#### [Instructions to follow]
Down to the last character, write out the records below.

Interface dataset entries
'''

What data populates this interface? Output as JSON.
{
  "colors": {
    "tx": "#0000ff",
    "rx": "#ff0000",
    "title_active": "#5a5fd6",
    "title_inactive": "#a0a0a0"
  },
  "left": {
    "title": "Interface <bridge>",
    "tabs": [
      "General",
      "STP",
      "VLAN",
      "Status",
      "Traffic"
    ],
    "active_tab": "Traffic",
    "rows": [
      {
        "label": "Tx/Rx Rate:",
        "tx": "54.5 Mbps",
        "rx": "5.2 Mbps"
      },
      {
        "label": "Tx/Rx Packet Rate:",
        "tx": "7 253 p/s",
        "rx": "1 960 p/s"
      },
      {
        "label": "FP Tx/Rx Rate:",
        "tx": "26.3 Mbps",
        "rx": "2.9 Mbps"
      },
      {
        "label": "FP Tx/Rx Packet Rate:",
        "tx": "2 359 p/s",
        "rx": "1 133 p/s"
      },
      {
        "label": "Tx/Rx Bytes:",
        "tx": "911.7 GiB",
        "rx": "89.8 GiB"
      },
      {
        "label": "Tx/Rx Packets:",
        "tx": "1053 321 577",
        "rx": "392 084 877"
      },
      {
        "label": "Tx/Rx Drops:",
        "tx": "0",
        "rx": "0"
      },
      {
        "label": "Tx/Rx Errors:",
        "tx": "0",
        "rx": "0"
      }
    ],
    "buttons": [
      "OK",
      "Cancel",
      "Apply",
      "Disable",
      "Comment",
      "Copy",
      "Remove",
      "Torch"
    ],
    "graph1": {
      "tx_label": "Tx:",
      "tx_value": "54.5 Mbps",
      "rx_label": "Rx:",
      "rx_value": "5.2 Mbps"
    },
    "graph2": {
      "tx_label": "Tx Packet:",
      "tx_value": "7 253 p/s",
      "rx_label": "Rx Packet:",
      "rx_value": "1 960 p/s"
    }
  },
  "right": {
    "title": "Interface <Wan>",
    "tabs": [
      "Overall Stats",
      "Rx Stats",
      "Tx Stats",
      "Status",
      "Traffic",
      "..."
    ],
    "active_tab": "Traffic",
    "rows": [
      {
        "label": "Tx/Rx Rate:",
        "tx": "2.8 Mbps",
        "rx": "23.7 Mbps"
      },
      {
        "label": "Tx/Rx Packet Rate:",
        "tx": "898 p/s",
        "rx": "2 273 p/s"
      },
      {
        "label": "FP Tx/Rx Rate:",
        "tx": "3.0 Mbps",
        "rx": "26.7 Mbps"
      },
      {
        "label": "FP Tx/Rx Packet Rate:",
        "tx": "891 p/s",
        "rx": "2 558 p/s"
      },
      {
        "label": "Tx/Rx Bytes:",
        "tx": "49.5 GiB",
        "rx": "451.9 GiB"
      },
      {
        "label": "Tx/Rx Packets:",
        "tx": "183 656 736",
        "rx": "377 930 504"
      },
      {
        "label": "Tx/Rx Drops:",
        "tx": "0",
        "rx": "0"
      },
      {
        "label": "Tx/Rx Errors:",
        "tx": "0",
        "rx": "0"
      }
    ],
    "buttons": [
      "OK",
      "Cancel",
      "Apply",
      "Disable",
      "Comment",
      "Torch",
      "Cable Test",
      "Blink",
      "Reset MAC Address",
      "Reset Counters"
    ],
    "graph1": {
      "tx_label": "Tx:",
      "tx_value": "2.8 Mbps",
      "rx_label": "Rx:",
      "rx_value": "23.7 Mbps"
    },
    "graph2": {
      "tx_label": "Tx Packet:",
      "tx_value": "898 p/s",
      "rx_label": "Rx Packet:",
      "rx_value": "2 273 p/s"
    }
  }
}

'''

#### [Written answer]
What data populates this interface? Output as JSON.
{
  "colors": {
    "tx": "#0000ff",
    "rx": "#ff0000",
    "title_active": "#5a5fd6",
    "title_inactive": "#a0a0a0"
  },
  "left": {
    "title": "Interface <bridge>",
    "tabs": [
      "General",
      "STP",
      "VLAN",
      "Status",
      "Traffic"
    ],
    "active_tab": "Traffic",
    "rows": [
      {
        "label": "Tx/Rx Rate:",
        "tx": "54.5 Mbps",
        "rx": "5.2 Mbps"
      },
      {
        "label": "Tx/Rx Packet Rate:",
        "tx": "7 253 p/s",
        "rx": "1 960 p/s"
      },
      {
        "label": "FP Tx/Rx Rate:",
        "tx": "26.3 Mbps",
        "rx": "2.9 Mbps"
      },
      {
        "label": "FP Tx/Rx Packet Rate:",
        "tx": "2 359 p/s",
        "rx": "1 133 p/s"
      },
      {
        "label": "Tx/Rx Bytes:",
        "tx": "911.7 GiB",
        "rx": "89.8 GiB"
      },
      {
        "label": "Tx/Rx Packets:",
        "tx": "1053 321 577",
        "rx": "392 084 877"
      },
      {
        "label": "Tx/Rx Drops:",
        "tx": "0",
        "rx": "0"
      },
      {
        "label": "Tx/Rx Errors:",
        "tx": "0",
        "rx": "0"
      }
    ],
    "buttons": [
      "OK",
      "Cancel",
      "Apply",
      "Disable",
      "Comment",
      "Copy",
      "Remove",
      "Torch"
    ],
    "graph1": {
      "tx_label": "Tx:",
      "tx_value": "54.5 Mbps",
      "rx_label": "Rx:",
      "rx_value": "5.2 Mbps"
    },
    "graph2": {
      "tx_label": "Tx Packet:",
      "tx_value": "7 253 p/s",
      "rx_label": "Rx Packet:",
      "rx_value": "1 960 p/s"
    }
  },
  "right": {
    "title": "Interface <Wan>",
    "tabs": [
      "Overall Stats",
      "Rx Stats",
      "Tx Stats",
      "Status",
      "Traffic",
      "..."
    ],
    "active_tab": "Traffic",
    "rows": [
      {
        "label": "Tx/Rx Rate:",
        "tx": "2.8 Mbps",
        "rx": "23.7 Mbps"
      },
      {
        "label": "Tx/Rx Packet Rate:",
        "tx": "898 p/s",
        "rx": "2 273 p/s"
      },
      {
        "label": "FP Tx/Rx Rate:",
        "tx": "3.0 Mbps",
        "rx": "26.7 Mbps"
      },
      {
        "label": "FP Tx/Rx Packet Rate:",
        "tx": "891 p/s",
        "rx": "2 558 p/s"
      },
      {
        "label": "Tx/Rx Bytes:",
        "tx": "49.5 GiB",
        "rx": "451.9 GiB"
      },
      {
        "label": "Tx/Rx Packets:",
        "tx": "183 656 736",
        "rx": "377 930 504"
      },
      {
        "label": "Tx/Rx Drops:",
        "tx": "0",
        "rx": "0"
      },
      {
        "label": "Tx/Rx Errors:",
        "tx": "0",
        "rx": "0"
      }
    ],
    "buttons": [
      "OK",
      "Cancel",
      "Apply",
      "Disable",
      "Comment",
      "Torch",
      "Cable Test",
      "Blink",
      "Reset MAC Address",
      "Reset Counters"
    ],
    "graph1": {
      "tx_label": "Tx:",
      "tx_value": "2.8 Mbps",
      "rx_label": "Rx:",
      "rx_value": "23.7 Mbps"
    },
    "graph2": {
      "tx_label": "Tx Packet:",
      "tx_value": "898 p/s",
      "rx_label": "Rx Packet:",
      "rx_value": "2 273 p/s"
    }
  }
}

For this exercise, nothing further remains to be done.